**To do**: A faithful copy of the whole listing is required.

>>>>>

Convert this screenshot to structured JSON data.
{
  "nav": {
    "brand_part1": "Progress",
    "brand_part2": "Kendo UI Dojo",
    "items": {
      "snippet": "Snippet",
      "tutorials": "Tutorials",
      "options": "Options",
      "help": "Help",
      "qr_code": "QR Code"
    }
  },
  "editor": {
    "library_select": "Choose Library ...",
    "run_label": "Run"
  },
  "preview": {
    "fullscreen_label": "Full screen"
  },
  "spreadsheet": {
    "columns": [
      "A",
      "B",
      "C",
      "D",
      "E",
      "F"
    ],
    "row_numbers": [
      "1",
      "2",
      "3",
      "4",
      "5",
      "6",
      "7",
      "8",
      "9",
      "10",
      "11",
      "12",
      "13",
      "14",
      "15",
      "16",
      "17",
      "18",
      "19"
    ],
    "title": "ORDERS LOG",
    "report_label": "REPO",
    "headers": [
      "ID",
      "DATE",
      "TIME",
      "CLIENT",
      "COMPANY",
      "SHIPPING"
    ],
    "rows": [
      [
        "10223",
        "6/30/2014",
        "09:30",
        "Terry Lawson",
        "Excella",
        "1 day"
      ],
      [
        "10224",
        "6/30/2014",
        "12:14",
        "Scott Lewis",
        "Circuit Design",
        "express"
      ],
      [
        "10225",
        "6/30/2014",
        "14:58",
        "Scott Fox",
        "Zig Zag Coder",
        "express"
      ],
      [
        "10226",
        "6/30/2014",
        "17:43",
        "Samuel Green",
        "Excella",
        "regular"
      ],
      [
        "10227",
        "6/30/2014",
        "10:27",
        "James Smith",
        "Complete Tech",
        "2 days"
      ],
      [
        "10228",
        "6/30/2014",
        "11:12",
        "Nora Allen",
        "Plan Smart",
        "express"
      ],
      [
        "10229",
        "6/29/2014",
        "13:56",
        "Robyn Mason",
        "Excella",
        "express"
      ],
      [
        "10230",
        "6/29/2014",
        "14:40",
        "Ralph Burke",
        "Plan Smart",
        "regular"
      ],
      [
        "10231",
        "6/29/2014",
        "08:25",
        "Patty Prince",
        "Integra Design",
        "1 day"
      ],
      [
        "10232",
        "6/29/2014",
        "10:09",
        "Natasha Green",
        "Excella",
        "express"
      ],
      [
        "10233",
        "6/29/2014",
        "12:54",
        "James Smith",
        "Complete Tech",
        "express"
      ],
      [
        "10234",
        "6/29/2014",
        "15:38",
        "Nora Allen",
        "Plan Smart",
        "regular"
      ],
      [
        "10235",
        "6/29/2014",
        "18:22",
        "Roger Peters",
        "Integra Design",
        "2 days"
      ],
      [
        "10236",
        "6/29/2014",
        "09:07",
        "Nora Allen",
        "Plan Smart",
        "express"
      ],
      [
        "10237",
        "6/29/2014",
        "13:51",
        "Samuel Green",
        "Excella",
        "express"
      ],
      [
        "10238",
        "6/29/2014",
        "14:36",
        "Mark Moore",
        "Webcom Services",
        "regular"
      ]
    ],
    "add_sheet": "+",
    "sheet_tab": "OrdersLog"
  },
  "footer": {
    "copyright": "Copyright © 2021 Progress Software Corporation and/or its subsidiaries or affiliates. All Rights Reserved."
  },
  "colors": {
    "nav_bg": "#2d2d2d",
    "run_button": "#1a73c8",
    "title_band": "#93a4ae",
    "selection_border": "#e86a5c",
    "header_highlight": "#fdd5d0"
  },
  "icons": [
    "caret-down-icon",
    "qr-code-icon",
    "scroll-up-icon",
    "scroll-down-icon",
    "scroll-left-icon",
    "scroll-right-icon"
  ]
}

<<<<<

**Final answer**:
Convert this screenshot to structured JSON data.
{
  "nav": {
    "brand_part1": "Progress",
    "brand_part2": "Kendo UI Dojo",
    "items": {
      "snippet": "Snippet",
      "tutorials": "Tutorials",
      "options": "Options",
      "help": "Help",
      "qr_code": "QR Code"
    }
  },
  "editor": {
    "library_select": "Choose Library ...",
    "run_label": "Run"
  },
  "preview": {
    "fullscreen_label": "Full screen"
  },
  "spreadsheet": {
    "columns": [
      "A",
      "B",
      "C",
      "D",
      "E",
      "F"
    ],
    "row_numbers": [
      "1",
      "2",
      "3",
      "4",
      "5",
      "6",
      "7",
      "8",
      "9",
      "10",
      "11",
      "12",
      "13",
      "14",
      "15",
      "16",
      "17",
      "18",
      "19"
    ],
    "title": "ORDERS LOG",
    "report_label": "REPO",
    "headers": [
      "ID",
      "DATE",
      "TIME",
      "CLIENT",
      "COMPANY",
      "SHIPPING"
    ],
    "rows": [
      [
        "10223",
        "6/30/2014",
        "09:30",
        "Terry Lawson",
        "Excella",
        "1 day"
      ],
      [
        "10224",
        "6/30/2014",
        "12:14",
        "Scott Lewis",
        "Circuit Design",
        "express"
      ],
      [
        "10225",
        "6/30/2014",
        "14:58",
        "Scott Fox",
        "Zig Zag Coder",
        "express"
      ],
      [
        "10226",
        "6/30/2014",
        "17:43",
        "Samuel Green",
        "Excella",
        "regular"
      ],
      [
        "10227",
        "6/30/2014",
        "10:27",
        "James Smith",
        "Complete Tech",
        "2 days"
      ],
      [
        "10228",
        "6/30/2014",
        "11:12",
        "Nora Allen",
        "Plan Smart",
        "express"
      ],
      [
        "10229",
        "6/29/2014",
        "13:56",
        "Robyn Mason",
        "Excella",
        "express"
      ],
      [
        "10230",
        "6/29/2014",
        "14:40",
        "Ralph Burke",
        "Plan Smart",
        "regular"
      ],
      [
        "10231",
        "6/29/2014",
        "08:25",
        "Patty Prince",
        "Integra Design",
        "1 day"
      ],
      [
        "10232",
        "6/29/2014",
        "10:09",
        "Natasha Green",
        "Excella",
        "express"
      ],
      [
        "10233",
        "6/29/2014",
        "12:54",
        "James Smith",
        "Complete Tech",
        "express"
      ],
      [
        "10234",
        "6/29/2014",
        "15:38",
        "Nora Allen",
        "Plan Smart",
        "regular"
      ],
      [
        "10235",
        "6/29/2014",
        "18:22",
        "Roger Peters",
        "Integra Design",
        "2 days"
      ],
      [
        "10236",
        "6/29/2014",
        "09:07",
        "Nora Allen",
        "Plan Smart",
        "express"
      ],
      [
        "10237",
        "6/29/2014",
        "13:51",
        "Samuel Green",
        "Excella",
        "express"
      ],
      [
        "10238",
        "6/29/2014",
        "14:36",
        "Mark Moore",
        "Webcom Services",
        "regular"
      ]
    ],
    "add_sheet": "+",
    "sheet_tab": "OrdersLog"
  },
  "footer": {
    "copyright": "Copyright © 2021 Progress Software Corporation and/or its subsidiaries or affiliates. All Rights Reserved."
  },
  "colors": {
    "nav_bg": "#2d2d2d",
    "run_button": "#1a73c8",
    "title_band": "#93a4ae",
    "selection_border": "#e86a5c",
    "header_highlight": "#fdd5d0"
  },
  "icons": [
    "caret-down-icon",
    "qr-code-icon",
    "scroll-up-icon",
    "scroll-down-icon",
    "scroll-left-icon",
    "scroll-right-icon"
  ]
}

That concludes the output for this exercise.